Two British jihadis were on the radar of the Government's anti-extremism programme a year before they were arrested - but joked about it.
Junead and Shazib Khan mocked the Prevent programme after a police officer visited Junead's Luton home in 2014, their trial heard.
The pair used the WhatsApp instant messenger to discuss a May 14 visit from Bedfordshire Police, in which an officer left a card asking for Junead to call him.
Junead wrote to Shazib: 'They trying to stop me from becoming a (sic) extremist or terrorist. Lool. Left a card. They want me to call them on Monday.' Shazib replied 'that crack me up'
Junead Khan, pictured with an ISIS flag, joked about the Government's anti-extremism programme. He and his uncle are believed to have daubed messages mocking democracy around Luton
Junead later wrote: 'I ain't gonna fone them like they want me to. I think they suspect I might be wanting to travel to Syria, even though I don't want to right now.'
Shazib replied: 'lool', slang for 'laughing outrageously out loud'.
Kingston Crown Court heard that Junead then spoke with an officer from Prevent almost a week later, on May 20.
Afterwards Shazib sent him a message saying: 'What's pigs saying?'
Junead replied: 'Police are sayin nothin jus came to my house today sat down for 20 minutes ask me some propa off key questions... Hopefully the last I hear from them.'
Prevent is one of four strands of Contest, the acronym given to the long-standing counter-terrorism strategy, and has previously been at the centre of controversy.
A photo which appears to show an ISIS flag being waved outside the US Embassy was found on his phone
At the beginning of March, David Anderson QC, the independent reviewer of terrorism legislation, said the programme was 'not transparent' and should be independently reviewed.
He said the programme had become a 'lightning conductor for a lot of dissatisfaction', saying: 'Nobody really knows what is going on under Prevent.
There all sorts of myths swirling round about training materials being biased against Muslims, for example.'
Last year new measures were introduced to place a legal requirement on public bodies, including schools and councils, to stop people being drawn into terrorism, as part of efforts to counter the capacity of groups such as Islamic State (IS) to recruit young Britons.

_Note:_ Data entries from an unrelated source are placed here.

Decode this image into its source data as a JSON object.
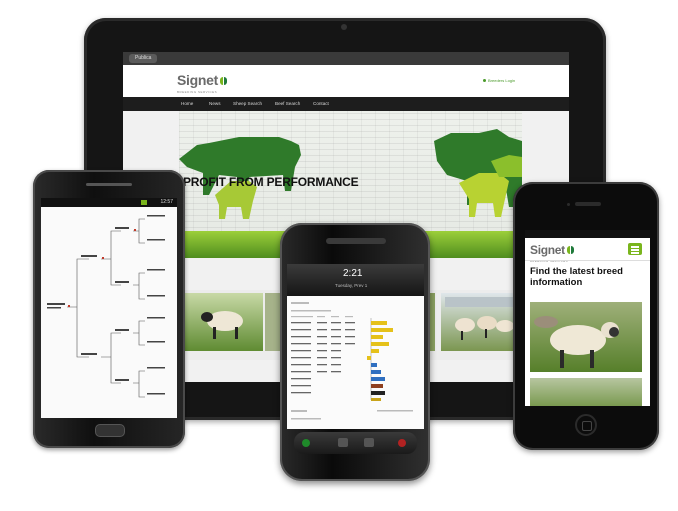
{
  "tablet": {
    "browser_tab": "Publica",
    "brand": "Signet",
    "brand_sub": "BREEDING SERVICES",
    "login_link": "Breeders Login",
    "nav": [
      "Home",
      "News",
      "Sheep Search",
      "Beef Search",
      "Contact"
    ],
    "hero_title": "PROFIT FROM PERFORMANCE"
  },
  "samsung": {
    "status_time": "12:57"
  },
  "blackberry": {
    "time": "2:21",
    "date": "Tuesday, Prev 1"
  },
  "iphone": {
    "brand": "Signet",
    "brand_sub": "BREEDING SERVICES",
    "heading": "Find the latest breed information"
  },
  "colors": {
    "brand_green": "#7ab51d",
    "brand_dark_green": "#1f7a3a",
    "nav_dark": "#1d1d1d",
    "bar_yellow": "#e5c11a",
    "bar_blue": "#2f6fc0"
  }
}
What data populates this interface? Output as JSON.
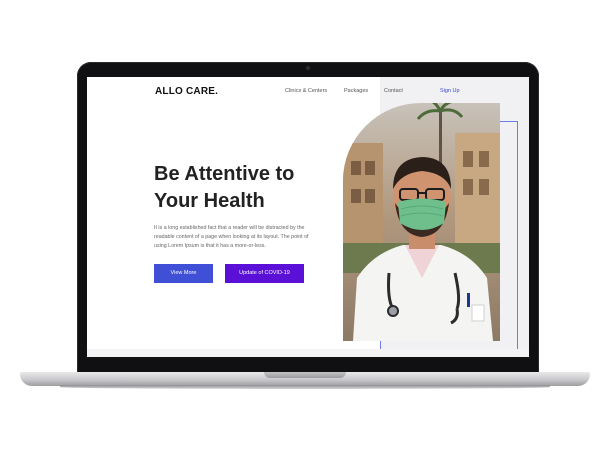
{
  "site": {
    "logo": "ALLO CARE.",
    "nav": {
      "item1": "Clinics & Centers",
      "item2": "Packages",
      "item3": "Contact",
      "signup": "Sign Up"
    },
    "hero": {
      "title_line1": "Be Attentive to",
      "title_line2": "Your Health",
      "body": "It is a long established fact that a reader will be distracted by the readable content of a page when looking at its layout. The point of using Lorem Ipsum is that it has a more-or-less.",
      "button_view": "View More",
      "button_covid": "Update of COVID-19"
    }
  },
  "colors": {
    "accent_blue": "#3f4fd6",
    "accent_purple": "#5a10d6",
    "mask_green": "#6fbf8c"
  },
  "icons": {
    "camera": "camera-icon",
    "doctor_photo": "doctor-photo"
  }
}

Terrorists joked about Government's anti-extremism programme after police went to their home and left a card